'The Suicide Squad' Star Peter Capaldi Was Once Questioned in Connection to Bombing

In a new interview with The Guardian, star of the upcoming DC reboot The Suicide Squad, Peter Capaldi, revealed that he once had a brush with the law when he was a young man living in the UK. The Scottish actor explained that his accent got him noticed by the law. "In 1975, in York (I must have been 17): there was a bomb explosion," Capaldi explained. "It was 3 am, I was with some pals, and we were picked up by the police who, hearing our Scottish accents, seemed to connect us to the explosion. We were taken in for questioning, which was scary, but it didn’t take them long to suss out these fey youngsters were incapable of a bomb plot."

While Capaldi is best known to sci-fi fans as the 12th Doctor in Doctor Who, Capaldi is set to be one of the supervillains in James Gunn's upcoming film The Suicide Squad. Capaldi is set to play Thinker, a supervillain who often faced off against The Flash in the original comics. Gunn excitedly shared a look at Capaldi's Thinker in one of the teaser trailers with the caption "Capaldi speaks!"

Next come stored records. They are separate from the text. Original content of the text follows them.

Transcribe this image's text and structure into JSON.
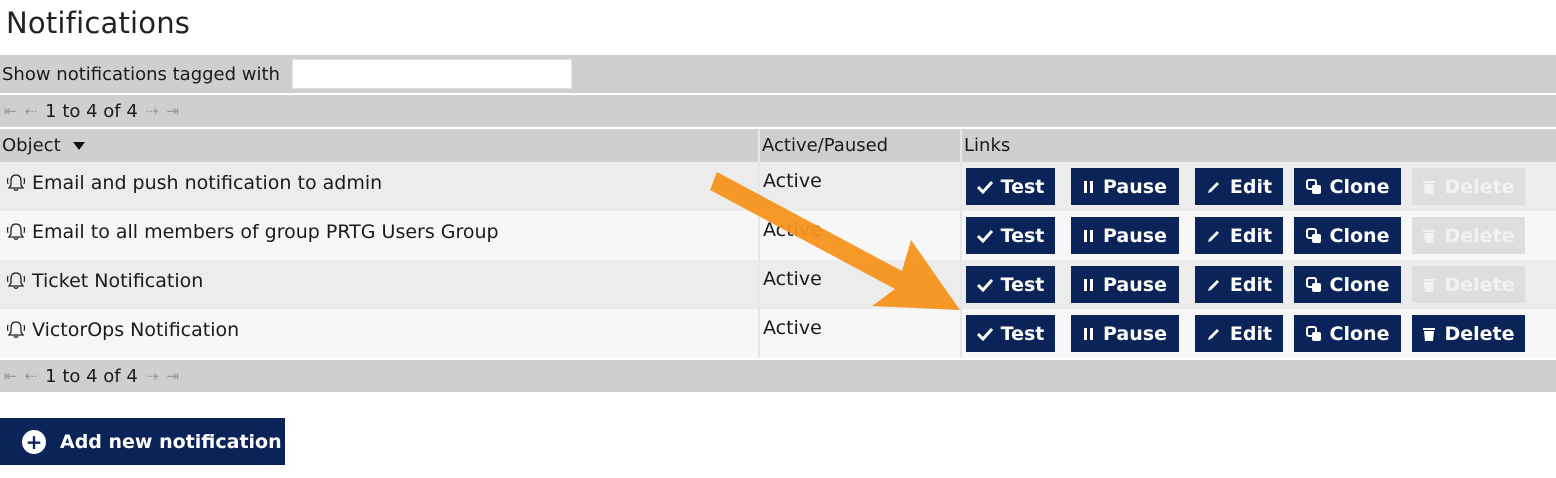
{
  "page": {
    "title": "Notifications"
  },
  "filter": {
    "label": "Show notifications tagged with",
    "value": "",
    "placeholder": ""
  },
  "pager": {
    "range": "1 to 4 of 4",
    "first_icon": "first-page-icon",
    "prev_icon": "prev-page-icon",
    "next_icon": "next-page-icon",
    "last_icon": "last-page-icon"
  },
  "columns": {
    "object": "Object",
    "active_paused": "Active/Paused",
    "links": "Links",
    "sort_icon": "sort-desc-icon"
  },
  "rows": [
    {
      "name": "Email and push notification to admin",
      "status": "Active",
      "delete_enabled": false
    },
    {
      "name": "Email to all members of group PRTG Users Group",
      "status": "Active",
      "delete_enabled": false
    },
    {
      "name": "Ticket Notification",
      "status": "Active",
      "delete_enabled": false
    },
    {
      "name": "VictorOps Notification",
      "status": "Active",
      "delete_enabled": true
    }
  ],
  "actions": {
    "test": "Test",
    "pause": "Pause",
    "edit": "Edit",
    "clone": "Clone",
    "delete": "Delete"
  },
  "add_button": {
    "label": "Add new notification",
    "icon": "plus-circle-icon"
  },
  "colors": {
    "primary": "#0a2459",
    "disabled": "#dedede",
    "header_bg": "#cfcfcf",
    "annotation_arrow": "#f7931e"
  }
}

While 2016's Suicide Squad was seen as a real misfire, Gunn hopes to give the rag-tag group of bad guys a better shot in the 2021 pseudo reboot. "This is the Suicide Squad through the vision of James Gunn," producer Peter Safran explained to Total Film. "It’s very much The Dirty Dozen meets Guardians Of The Galaxy. The studio was so keen to do this with James to get that great thing he brings to the table – the comedy, the heart, the action, the look... He had a very specific vision for the film, which he pitched from day one as a 1970s war caper movie." According to Gunn, he loves "tales of redemption of bad characters who become good, or find some hint of goodness in themselves."

"I loved [writer] John Ostrander’s original run on Suicide Squad [comics in the 1980s]," Gunn told Total Film. "The basic elements of that squad were what excited me, that it was a group of B-rate supervillains who were used as human fodder in black-ops missions by the US government. The idea of putting these sad-sack supervillain soldiers in this huge war film was exciting to me."